The next batter blooped a would-be hit to center that Bourjos raced to and caught for the first out of the inning. Juan Uribe hit a sac fly to deep center, Shelby walked A.J. Ellis, and Miguel Rojas popped out to second to end the inning.
The fifth inning (Shelby's last) was more of the same, with a mix of poor luck and Dodgers hitters figuring out his arsenal. The Dodgers took a 6-0 lead, which is how it ended.
The Cardinals Offense Clayton Kershaw
Forget everything above, because truly it hardly mattered at all. Not in this game, not against the best pitcher in the world at the height of his powers. Kershaw's devastating curveballs described an arc that spelled out lasciate ogne speranza.

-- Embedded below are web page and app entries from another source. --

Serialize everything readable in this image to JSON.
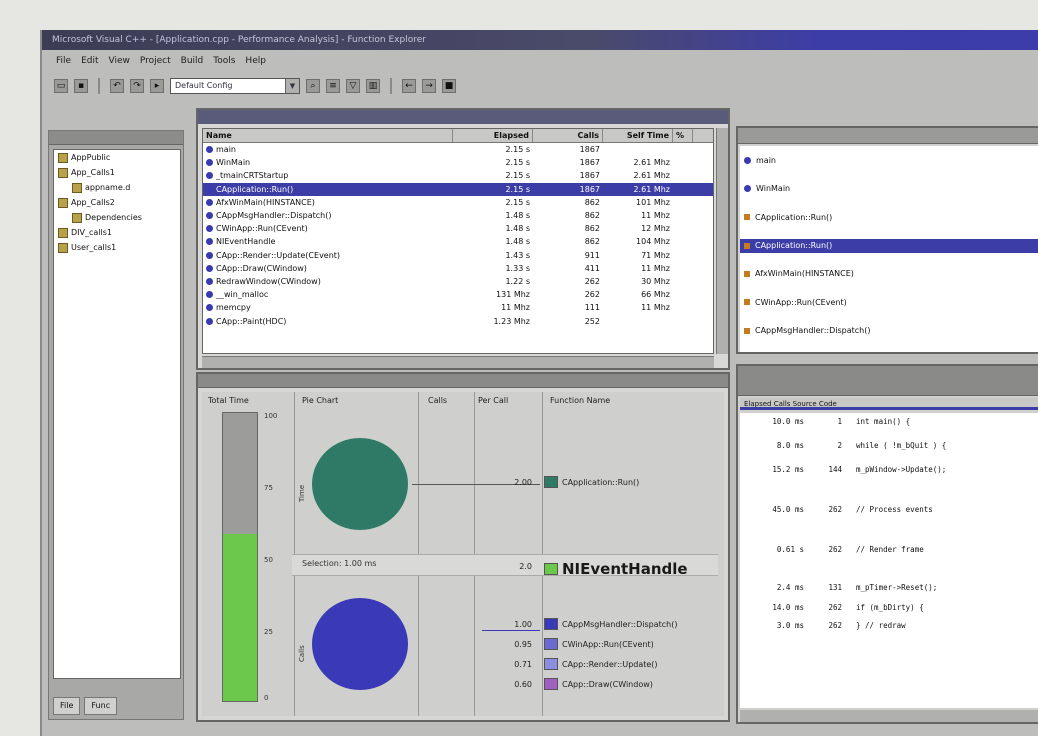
{
  "window": {
    "title": "Microsoft Visual C++ - [Application.cpp - Performance Analysis] - Function Explorer"
  },
  "menubar": [
    "File",
    "Edit",
    "View",
    "Project",
    "Build",
    "Tools",
    "Help"
  ],
  "toolbar": {
    "combo_value": "Default Config"
  },
  "left_pane": {
    "tree_items": [
      "AppPublic",
      "App_Calls1",
      "appname.d",
      "App_Calls2",
      "Dependencies",
      "DIV_calls1",
      "User_calls1"
    ],
    "tabs": [
      "File",
      "Func"
    ]
  },
  "function_list": {
    "columns": [
      "Name",
      "Elapsed",
      "Calls",
      "Self Time",
      "%"
    ],
    "rows": [
      {
        "name": "main",
        "elapsed": "2.15 s",
        "calls": "1867",
        "self": ""
      },
      {
        "name": "WinMain",
        "elapsed": "2.15 s",
        "calls": "1867",
        "self": "2.61 Mhz"
      },
      {
        "name": "_tmainCRTStartup",
        "elapsed": "2.15 s",
        "calls": "1867",
        "self": "2.61 Mhz"
      },
      {
        "name": "CApplication::Run()",
        "elapsed": "2.15 s",
        "calls": "1867",
        "self": "2.61 Mhz",
        "selected": true
      },
      {
        "name": "AfxWinMain(HINSTANCE)",
        "elapsed": "2.15 s",
        "calls": "862",
        "self": "101 Mhz"
      },
      {
        "name": "CAppMsgHandler::Dispatch()",
        "elapsed": "1.48 s",
        "calls": "862",
        "self": "11 Mhz"
      },
      {
        "name": "CWinApp::Run(CEvent)",
        "elapsed": "1.48 s",
        "calls": "862",
        "self": "12 Mhz"
      },
      {
        "name": "NIEventHandle",
        "elapsed": "1.48 s",
        "calls": "862",
        "self": "104 Mhz"
      },
      {
        "name": "CApp::Render::Update(CEvent)",
        "elapsed": "1.43 s",
        "calls": "911",
        "self": "71 Mhz"
      },
      {
        "name": "CApp::Draw(CWindow)",
        "elapsed": "1.33 s",
        "calls": "411",
        "self": "11 Mhz"
      },
      {
        "name": "RedrawWindow(CWindow)",
        "elapsed": "1.22 s",
        "calls": "262",
        "self": "30 Mhz"
      },
      {
        "name": "__win_malloc",
        "elapsed": "131 Mhz",
        "calls": "262",
        "self": "66 Mhz"
      },
      {
        "name": "memcpy",
        "elapsed": "11 Mhz",
        "calls": "111",
        "self": "11 Mhz"
      },
      {
        "name": "CApp::Paint(HDC)",
        "elapsed": "1.23 Mhz",
        "calls": "252",
        "self": ""
      }
    ]
  },
  "callers": {
    "rows": [
      "main",
      "WinMain",
      "CApplication::Run()",
      "CApplication::Run()",
      "AfxWinMain(HINSTANCE)",
      "CWinApp::Run(CEvent)",
      "CAppMsgHandler::Dispatch()"
    ]
  },
  "chart": {
    "col_headers": [
      "Total Time",
      "Pie Chart",
      "Calls",
      "Per Call",
      "Function Name"
    ],
    "bar_fraction": 0.58,
    "axis_ticks": [
      "100",
      "75",
      "50",
      "25",
      "0"
    ],
    "top_pie_label": "Time",
    "bottom_pie_label": "Calls",
    "middle_label": "Selection: 1.00 ms",
    "legend": [
      {
        "value": "2.00",
        "label": "CApplication::Run()",
        "color": "#2f7a66"
      },
      {
        "value": "2.0",
        "label": "NIEventHandle",
        "color": "#6cc84a",
        "big": true
      },
      {
        "value": "1.00",
        "label": "CAppMsgHandler::Dispatch()",
        "color": "#3a3ab8"
      },
      {
        "value": "0.95",
        "label": "CWinApp::Run(CEvent)",
        "color": "#6a6ad0"
      },
      {
        "value": "0.71",
        "label": "CApp::Render::Update()",
        "color": "#8e8ee0"
      },
      {
        "value": "0.60",
        "label": "CApp::Draw(CWindow)",
        "color": "#a060c0"
      }
    ]
  },
  "source": {
    "header": "Elapsed  Calls  Source Code",
    "lines": [
      {
        "t": "10.0 ms",
        "n": "1",
        "code": "int  main() {"
      },
      {
        "t": "8.0 ms",
        "n": "2",
        "code": "while ( !m_bQuit ) {"
      },
      {
        "t": "15.2 ms",
        "n": "144",
        "code": "  m_pWindow->Update();"
      },
      {
        "t": "45.0 ms",
        "n": "262",
        "code": "  // Process events"
      },
      {
        "t": "0.61 s",
        "n": "262",
        "code": "  // Render frame"
      },
      {
        "t": "2.4 ms",
        "n": "131",
        "code": "  m_pTimer->Reset();"
      },
      {
        "t": "14.0 ms",
        "n": "262",
        "code": "  if (m_bDirty) {"
      },
      {
        "t": "3.0 ms",
        "n": "262",
        "code": "  } // redraw"
      }
    ]
  }
}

7.0 IP, 5 H, 0 R, 2 BB, 13 K. Kershaw dropped his ERA to 2.04, which is half a run ABOVE his fielding-independent numbers. He has produced 3.2 fWAR in 79 innings, which is more than what Adam Wainwright has produced in almost forty more innings. Adam Wainwright is one of the best pitchers in the world.
Clayton Kershaw is phenomenal, he is the best and he is without weakness really--EXCEPT!
Carpenter went single-single-double-strikeout against Kershaw today. So now you know what "owning Clayton Kershaw" looks like.
Another curious thing, though: when Carpenter doubled with two outs in the fifth inning--the game was still close, so a runner reaching second base was cause for celebration--he turned to the Cardinals' dugout and made one of those hand signals that now seem to be de rigeur. But this one was new and different:
I mean descríbame loco but is that possibly an...El Gallo signal?
Behold the birth of the RALLY COXCOMB.
- Yadi threw out Dee Gordon again, this time on a pitchout.
- Seth Maness relieved Shelby in the sixth. Jason Motte pitched the eighth. Neither allowed a run.
- Jorge Rondon made his major-league debut, with a scoreless seventh inning. Welcome to the bigs, Jorge! Please don't walk Matt Kemp again!
- With the Dodgers' win and the Giants' loss, those two teams are now tied for the NL West lead, which is bananas considering the Giants had a 9.5-game lead exactly three weeks ago. It kind of makes the fact that the Reds and Pirates are about to overtake the Cardinals in the Central seem less impressive, right?